**TASK TO COMPLETE**
Filter the entries below, keeping only lines with the word "系统导航".

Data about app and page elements
>>>>
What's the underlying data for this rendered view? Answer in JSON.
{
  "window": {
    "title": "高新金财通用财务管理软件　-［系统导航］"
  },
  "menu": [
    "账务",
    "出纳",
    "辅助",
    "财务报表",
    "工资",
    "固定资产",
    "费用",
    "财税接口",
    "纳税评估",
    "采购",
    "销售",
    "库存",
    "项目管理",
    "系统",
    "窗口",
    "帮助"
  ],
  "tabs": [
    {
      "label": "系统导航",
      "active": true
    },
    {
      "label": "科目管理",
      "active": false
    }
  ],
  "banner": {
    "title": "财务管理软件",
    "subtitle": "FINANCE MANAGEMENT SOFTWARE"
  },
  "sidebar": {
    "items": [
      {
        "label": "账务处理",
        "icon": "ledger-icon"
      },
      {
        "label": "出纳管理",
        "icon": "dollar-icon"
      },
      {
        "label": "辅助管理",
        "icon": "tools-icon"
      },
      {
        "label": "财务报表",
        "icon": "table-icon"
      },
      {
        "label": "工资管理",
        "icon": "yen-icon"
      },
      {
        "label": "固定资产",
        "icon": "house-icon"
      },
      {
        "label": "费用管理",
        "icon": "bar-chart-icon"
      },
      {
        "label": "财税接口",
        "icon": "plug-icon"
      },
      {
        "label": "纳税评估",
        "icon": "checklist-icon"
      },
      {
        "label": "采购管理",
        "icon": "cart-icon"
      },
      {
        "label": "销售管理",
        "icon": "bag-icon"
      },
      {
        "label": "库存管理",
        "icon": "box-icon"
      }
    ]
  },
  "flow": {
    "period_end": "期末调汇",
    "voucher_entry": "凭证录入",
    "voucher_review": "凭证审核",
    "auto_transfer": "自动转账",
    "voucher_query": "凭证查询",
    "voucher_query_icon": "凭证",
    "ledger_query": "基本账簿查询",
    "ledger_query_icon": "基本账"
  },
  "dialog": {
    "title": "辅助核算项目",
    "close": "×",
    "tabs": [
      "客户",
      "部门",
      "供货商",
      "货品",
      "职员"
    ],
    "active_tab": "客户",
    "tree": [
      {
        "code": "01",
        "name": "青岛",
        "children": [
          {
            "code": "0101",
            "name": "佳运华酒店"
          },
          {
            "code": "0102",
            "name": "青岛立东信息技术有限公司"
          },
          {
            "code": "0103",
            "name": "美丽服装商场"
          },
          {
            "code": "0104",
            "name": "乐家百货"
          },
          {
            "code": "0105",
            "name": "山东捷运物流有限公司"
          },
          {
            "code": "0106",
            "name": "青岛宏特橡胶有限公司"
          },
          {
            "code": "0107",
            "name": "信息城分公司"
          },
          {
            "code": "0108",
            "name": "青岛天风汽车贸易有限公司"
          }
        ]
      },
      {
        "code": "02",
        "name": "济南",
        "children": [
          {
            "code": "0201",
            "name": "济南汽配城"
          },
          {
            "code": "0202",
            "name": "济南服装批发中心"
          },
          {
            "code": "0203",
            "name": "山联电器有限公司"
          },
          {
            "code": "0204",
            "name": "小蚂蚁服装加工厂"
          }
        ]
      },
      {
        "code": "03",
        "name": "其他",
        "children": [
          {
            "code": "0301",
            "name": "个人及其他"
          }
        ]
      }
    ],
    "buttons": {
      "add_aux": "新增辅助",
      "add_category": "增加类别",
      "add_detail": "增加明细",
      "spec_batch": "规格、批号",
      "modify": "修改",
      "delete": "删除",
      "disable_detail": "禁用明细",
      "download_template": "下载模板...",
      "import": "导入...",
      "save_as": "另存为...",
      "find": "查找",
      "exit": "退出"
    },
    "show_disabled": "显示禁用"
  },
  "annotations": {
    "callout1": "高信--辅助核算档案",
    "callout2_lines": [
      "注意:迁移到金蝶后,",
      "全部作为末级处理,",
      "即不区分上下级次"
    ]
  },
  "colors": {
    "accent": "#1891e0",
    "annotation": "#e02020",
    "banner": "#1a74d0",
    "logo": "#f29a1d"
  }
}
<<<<
**WORKED SOLUTION**
    "title": "高新金财通用财务管理软件　-［系统导航］"
      "label": "系统导航",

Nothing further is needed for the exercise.